_How to complete this task:_
From the records below, copy each line in which the string "title" occurs.

Saved entries:
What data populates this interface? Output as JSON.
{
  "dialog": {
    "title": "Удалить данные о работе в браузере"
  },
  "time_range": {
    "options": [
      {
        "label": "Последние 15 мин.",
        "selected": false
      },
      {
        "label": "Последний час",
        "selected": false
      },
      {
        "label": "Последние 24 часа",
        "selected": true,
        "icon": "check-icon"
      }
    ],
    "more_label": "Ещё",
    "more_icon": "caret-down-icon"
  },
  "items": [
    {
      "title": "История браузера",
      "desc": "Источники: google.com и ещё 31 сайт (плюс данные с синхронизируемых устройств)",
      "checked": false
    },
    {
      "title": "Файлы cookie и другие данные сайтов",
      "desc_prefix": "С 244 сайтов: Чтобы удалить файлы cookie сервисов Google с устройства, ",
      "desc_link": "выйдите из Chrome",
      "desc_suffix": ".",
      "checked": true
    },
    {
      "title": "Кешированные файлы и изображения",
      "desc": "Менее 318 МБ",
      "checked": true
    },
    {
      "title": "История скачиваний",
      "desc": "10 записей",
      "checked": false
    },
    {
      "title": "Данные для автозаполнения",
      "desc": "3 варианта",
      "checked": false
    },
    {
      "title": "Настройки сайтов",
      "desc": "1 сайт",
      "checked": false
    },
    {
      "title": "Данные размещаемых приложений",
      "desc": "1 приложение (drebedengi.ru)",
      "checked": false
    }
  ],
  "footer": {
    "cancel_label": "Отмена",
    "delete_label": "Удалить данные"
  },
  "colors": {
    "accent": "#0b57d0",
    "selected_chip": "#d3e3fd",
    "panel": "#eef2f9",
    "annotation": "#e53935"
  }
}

_Result for this task:_
    "title": "Удалить данные о работе в браузере"
      "title": "История браузера",
      "title": "Файлы cookie и другие данные сайтов",
      "title": "Кешированные файлы и изображения",
      "title": "История скачиваний",
      "title": "Данные для автозаполнения",
      "title": "Настройки сайтов",
      "title": "Данные размещаемых приложений",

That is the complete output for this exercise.